Prompt
A faithful copy of the whole listing is required, with nothing left out.

----------------

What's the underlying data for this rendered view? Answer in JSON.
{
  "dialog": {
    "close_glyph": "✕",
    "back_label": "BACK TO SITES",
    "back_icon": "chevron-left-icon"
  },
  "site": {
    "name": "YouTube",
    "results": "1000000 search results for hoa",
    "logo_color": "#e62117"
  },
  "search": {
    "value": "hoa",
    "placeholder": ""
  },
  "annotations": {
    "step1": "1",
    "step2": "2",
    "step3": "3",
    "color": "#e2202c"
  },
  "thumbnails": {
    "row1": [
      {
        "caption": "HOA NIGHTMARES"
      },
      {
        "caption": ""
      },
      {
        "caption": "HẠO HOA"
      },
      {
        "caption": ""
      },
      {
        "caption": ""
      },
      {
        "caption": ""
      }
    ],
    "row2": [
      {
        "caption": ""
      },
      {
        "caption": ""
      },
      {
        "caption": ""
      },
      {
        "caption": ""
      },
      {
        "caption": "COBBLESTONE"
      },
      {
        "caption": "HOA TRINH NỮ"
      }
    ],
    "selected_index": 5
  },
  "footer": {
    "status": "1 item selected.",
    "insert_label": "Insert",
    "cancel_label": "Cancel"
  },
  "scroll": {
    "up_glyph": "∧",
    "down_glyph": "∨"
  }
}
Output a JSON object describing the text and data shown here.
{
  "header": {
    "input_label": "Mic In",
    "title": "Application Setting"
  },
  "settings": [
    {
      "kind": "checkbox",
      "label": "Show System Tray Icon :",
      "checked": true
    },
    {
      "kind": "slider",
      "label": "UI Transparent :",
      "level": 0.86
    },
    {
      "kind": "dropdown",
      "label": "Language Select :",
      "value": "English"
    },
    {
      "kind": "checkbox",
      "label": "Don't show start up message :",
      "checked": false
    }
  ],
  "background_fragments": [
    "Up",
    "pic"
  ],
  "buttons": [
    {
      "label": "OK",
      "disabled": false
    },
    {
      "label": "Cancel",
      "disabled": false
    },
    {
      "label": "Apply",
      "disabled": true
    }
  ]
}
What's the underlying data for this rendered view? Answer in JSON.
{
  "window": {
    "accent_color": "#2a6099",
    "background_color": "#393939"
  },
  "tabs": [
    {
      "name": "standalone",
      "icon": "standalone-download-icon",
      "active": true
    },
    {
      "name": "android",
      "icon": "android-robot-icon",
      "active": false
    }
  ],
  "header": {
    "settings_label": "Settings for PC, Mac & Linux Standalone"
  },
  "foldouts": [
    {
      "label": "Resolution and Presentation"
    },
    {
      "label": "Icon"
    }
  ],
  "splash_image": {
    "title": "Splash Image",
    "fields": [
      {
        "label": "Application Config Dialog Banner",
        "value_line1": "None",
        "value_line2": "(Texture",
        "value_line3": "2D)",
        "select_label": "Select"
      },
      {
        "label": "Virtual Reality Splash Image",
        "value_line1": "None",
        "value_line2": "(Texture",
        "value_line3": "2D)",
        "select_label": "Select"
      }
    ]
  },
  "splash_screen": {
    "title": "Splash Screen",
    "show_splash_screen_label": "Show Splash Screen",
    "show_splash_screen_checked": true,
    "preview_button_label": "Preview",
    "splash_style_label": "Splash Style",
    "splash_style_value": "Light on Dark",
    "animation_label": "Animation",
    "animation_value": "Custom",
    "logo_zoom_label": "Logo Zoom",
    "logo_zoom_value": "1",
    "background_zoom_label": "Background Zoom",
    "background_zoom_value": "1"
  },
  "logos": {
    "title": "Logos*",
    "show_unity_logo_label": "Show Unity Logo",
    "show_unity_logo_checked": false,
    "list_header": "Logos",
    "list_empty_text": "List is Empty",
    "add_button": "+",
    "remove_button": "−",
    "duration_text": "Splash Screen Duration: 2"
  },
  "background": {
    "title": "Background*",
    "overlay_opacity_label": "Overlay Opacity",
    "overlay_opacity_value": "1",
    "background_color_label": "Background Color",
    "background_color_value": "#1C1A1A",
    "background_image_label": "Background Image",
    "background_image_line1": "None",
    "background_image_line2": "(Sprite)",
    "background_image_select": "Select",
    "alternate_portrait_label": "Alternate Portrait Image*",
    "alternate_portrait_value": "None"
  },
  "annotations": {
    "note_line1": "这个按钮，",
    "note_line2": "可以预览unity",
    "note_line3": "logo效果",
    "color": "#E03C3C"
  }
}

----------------

Response to this exercise
What's the underlying data for this rendered view? Answer in JSON.
{
  "dialog": {
    "close_glyph": "✕",
    "back_label": "BACK TO SITES",
    "back_icon": "chevron-left-icon"
  },
  "site": {
    "name": "YouTube",
    "results": "1000000 search results for hoa",
    "logo_color": "#e62117"
  },
  "search": {
    "value": "hoa",
    "placeholder": ""
  },
  "annotations": {
    "step1": "1",
    "step2": "2",
    "step3": "3",
    "color": "#e2202c"
  },
  "thumbnails": {
    "row1": [
      {
        "caption": "HOA NIGHTMARES"
      },
      {
        "caption": ""
      },
      {
        "caption": "HẠO HOA"
      },
      {
        "caption": ""
      },
      {
        "caption": ""
      },
      {
        "caption": ""
      }
    ],
    "row2": [
      {
        "caption": ""
      },
      {
        "caption": ""
      },
      {
        "caption": ""
      },
      {
        "caption": ""
      },
      {
        "caption": "COBBLESTONE"
      },
      {
        "caption": "HOA TRINH NỮ"
      }
    ],
    "selected_index": 5
  },
  "footer": {
    "status": "1 item selected.",
    "insert_label": "Insert",
    "cancel_label": "Cancel"
  },
  "scroll": {
    "up_glyph": "∧",
    "down_glyph": "∨"
  }
}
Output a JSON object describing the text and data shown here.
{
  "header": {
    "input_label": "Mic In",
    "title": "Application Setting"
  },
  "settings": [
    {
      "kind": "checkbox",
      "label": "Show System Tray Icon :",
      "checked": true
    },
    {
      "kind": "slider",
      "label": "UI Transparent :",
      "level": 0.86
    },
    {
      "kind": "dropdown",
      "label": "Language Select :",
      "value": "English"
    },
    {
      "kind": "checkbox",
      "label": "Don't show start up message :",
      "checked": false
    }
  ],
  "background_fragments": [
    "Up",
    "pic"
  ],
  "buttons": [
    {
      "label": "OK",
      "disabled": false
    },
    {
      "label": "Cancel",
      "disabled": false
    },
    {
      "label": "Apply",
      "disabled": true
    }
  ]
}
What's the underlying data for this rendered view? Answer in JSON.
{
  "window": {
    "accent_color": "#2a6099",
    "background_color": "#393939"
  },
  "tabs": [
    {
      "name": "standalone",
      "icon": "standalone-download-icon",
      "active": true
    },
    {
      "name": "android",
      "icon": "android-robot-icon",
      "active": false
    }
  ],
  "header": {
    "settings_label": "Settings for PC, Mac & Linux Standalone"
  },
  "foldouts": [
    {
      "label": "Resolution and Presentation"
    },
    {
      "label": "Icon"
    }
  ],
  "splash_image": {
    "title": "Splash Image",
    "fields": [
      {
        "label": "Application Config Dialog Banner",
        "value_line1": "None",
        "value_line2": "(Texture",
        "value_line3": "2D)",
        "select_label": "Select"
      },
      {
        "label": "Virtual Reality Splash Image",
        "value_line1": "None",
        "value_line2": "(Texture",
        "value_line3": "2D)",
        "select_label": "Select"
      }
    ]
  },
  "splash_screen": {
    "title": "Splash Screen",
    "show_splash_screen_label": "Show Splash Screen",
    "show_splash_screen_checked": true,
    "preview_button_label": "Preview",
    "splash_style_label": "Splash Style",
    "splash_style_value": "Light on Dark",
    "animation_label": "Animation",
    "animation_value": "Custom",
    "logo_zoom_label": "Logo Zoom",
    "logo_zoom_value": "1",
    "background_zoom_label": "Background Zoom",
    "background_zoom_value": "1"
  },
  "logos": {
    "title": "Logos*",
    "show_unity_logo_label": "Show Unity Logo",
    "show_unity_logo_checked": false,
    "list_header": "Logos",
    "list_empty_text": "List is Empty",
    "add_button": "+",
    "remove_button": "−",
    "duration_text": "Splash Screen Duration: 2"
  },
  "background": {
    "title": "Background*",
    "overlay_opacity_label": "Overlay Opacity",
    "overlay_opacity_value": "1",
    "background_color_label": "Background Color",
    "background_color_value": "#1C1A1A",
    "background_image_label": "Background Image",
    "background_image_line1": "None",
    "background_image_line2": "(Sprite)",
    "background_image_select": "Select",
    "alternate_portrait_label": "Alternate Portrait Image*",
    "alternate_portrait_value": "None"
  },
  "annotations": {
    "note_line1": "这个按钮，",
    "note_line2": "可以预览unity",
    "note_line3": "logo效果",
    "color": "#E03C3C"
  }
}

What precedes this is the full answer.